*** TASK DATA
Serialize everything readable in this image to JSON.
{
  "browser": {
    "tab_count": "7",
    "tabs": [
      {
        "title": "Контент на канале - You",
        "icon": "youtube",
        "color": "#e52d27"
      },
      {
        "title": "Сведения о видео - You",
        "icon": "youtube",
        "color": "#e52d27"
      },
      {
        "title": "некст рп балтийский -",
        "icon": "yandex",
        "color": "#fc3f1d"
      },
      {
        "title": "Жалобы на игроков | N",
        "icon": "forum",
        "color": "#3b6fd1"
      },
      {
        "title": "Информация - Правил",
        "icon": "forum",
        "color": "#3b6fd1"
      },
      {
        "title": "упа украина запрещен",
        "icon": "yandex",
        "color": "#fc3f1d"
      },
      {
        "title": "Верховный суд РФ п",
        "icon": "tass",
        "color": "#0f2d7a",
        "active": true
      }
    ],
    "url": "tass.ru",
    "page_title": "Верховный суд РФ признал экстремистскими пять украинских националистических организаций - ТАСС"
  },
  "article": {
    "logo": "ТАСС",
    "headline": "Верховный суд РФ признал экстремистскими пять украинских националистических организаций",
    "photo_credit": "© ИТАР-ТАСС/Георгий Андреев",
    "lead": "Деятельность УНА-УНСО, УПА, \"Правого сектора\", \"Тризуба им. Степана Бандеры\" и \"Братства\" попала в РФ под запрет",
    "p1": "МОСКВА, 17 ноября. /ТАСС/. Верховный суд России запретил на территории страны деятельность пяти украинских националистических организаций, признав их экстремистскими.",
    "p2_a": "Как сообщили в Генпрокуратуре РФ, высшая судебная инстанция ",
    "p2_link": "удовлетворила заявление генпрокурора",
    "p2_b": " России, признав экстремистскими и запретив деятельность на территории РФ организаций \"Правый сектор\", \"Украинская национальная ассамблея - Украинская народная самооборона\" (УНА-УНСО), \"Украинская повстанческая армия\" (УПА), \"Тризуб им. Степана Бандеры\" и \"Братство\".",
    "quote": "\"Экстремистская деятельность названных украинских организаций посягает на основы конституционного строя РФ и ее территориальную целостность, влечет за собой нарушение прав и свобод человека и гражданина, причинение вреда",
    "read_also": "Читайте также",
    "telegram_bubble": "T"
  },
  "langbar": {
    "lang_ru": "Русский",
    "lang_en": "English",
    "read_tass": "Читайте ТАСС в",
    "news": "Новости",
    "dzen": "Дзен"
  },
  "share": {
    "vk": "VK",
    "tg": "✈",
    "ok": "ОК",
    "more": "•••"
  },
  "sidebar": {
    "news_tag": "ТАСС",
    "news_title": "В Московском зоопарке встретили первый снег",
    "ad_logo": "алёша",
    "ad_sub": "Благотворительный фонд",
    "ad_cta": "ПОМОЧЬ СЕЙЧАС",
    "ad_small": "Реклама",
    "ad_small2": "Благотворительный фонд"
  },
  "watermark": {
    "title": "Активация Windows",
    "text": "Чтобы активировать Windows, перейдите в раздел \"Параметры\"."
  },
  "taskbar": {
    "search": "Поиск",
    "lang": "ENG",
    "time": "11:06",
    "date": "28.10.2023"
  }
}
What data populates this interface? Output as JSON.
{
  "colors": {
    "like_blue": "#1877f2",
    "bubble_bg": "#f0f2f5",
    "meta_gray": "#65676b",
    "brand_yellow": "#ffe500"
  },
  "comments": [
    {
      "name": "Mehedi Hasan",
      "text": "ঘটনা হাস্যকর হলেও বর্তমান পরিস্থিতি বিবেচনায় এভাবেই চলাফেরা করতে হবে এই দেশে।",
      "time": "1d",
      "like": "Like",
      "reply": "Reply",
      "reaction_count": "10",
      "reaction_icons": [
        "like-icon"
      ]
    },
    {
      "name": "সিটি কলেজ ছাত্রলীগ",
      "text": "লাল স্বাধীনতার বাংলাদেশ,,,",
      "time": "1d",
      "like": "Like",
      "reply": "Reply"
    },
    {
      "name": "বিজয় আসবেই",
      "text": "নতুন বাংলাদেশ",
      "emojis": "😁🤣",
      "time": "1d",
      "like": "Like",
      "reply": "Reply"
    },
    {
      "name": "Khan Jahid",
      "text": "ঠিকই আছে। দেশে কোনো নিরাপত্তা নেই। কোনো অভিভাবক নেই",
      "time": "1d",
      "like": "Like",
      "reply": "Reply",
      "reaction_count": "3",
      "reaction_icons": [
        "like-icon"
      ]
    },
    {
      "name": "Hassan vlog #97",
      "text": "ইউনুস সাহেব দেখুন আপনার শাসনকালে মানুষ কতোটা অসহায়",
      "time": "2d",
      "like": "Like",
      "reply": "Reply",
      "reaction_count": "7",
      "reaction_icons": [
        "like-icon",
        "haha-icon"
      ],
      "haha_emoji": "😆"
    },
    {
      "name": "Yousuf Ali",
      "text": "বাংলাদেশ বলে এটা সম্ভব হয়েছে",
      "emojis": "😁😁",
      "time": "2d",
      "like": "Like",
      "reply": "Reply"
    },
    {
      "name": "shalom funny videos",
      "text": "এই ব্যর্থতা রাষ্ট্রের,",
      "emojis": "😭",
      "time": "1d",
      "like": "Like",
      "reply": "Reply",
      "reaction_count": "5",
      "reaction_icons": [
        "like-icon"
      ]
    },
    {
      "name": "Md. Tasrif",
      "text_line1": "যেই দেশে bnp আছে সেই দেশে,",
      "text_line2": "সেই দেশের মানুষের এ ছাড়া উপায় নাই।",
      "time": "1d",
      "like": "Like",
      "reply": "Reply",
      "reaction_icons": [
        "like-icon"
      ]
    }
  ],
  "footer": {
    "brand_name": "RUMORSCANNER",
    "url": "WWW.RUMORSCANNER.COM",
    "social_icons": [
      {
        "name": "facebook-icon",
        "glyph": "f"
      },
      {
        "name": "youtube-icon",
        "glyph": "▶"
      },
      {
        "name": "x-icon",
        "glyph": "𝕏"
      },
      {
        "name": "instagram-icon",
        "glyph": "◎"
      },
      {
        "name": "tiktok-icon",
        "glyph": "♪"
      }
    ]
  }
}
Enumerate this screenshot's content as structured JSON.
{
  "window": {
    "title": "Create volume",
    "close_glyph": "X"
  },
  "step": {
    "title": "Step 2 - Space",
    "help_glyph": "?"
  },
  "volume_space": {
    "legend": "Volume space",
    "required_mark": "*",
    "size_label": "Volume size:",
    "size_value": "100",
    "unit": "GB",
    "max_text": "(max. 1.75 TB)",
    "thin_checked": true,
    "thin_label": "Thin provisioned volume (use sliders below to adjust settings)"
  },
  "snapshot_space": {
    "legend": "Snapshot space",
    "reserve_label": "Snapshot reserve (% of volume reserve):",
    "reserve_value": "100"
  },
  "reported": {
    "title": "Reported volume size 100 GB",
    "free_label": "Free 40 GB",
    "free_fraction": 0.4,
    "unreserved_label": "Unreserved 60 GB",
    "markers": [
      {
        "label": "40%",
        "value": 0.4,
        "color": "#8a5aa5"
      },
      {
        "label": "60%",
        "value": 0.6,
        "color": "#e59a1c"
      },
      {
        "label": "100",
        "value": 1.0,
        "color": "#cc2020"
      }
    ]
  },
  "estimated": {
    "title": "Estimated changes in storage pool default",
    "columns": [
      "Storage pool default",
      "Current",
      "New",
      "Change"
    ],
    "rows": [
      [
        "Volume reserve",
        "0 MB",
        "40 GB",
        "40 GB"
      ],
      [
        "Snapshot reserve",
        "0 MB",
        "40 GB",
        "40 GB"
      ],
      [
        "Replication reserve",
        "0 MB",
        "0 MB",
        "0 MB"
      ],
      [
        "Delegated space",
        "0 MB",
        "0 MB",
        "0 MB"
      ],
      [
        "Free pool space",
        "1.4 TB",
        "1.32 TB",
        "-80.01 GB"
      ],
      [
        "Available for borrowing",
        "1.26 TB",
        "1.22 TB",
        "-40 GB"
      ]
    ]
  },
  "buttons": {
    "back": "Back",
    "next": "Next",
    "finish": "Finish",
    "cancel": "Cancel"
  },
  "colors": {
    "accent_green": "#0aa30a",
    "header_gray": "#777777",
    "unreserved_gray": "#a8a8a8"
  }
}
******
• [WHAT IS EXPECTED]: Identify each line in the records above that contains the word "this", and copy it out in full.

• [RESPONSE AREA]:
Serialize everything readable in this image to JSON.
What data populates this interface? Output as JSON.
Enumerate this screenshot's content as structured JSON.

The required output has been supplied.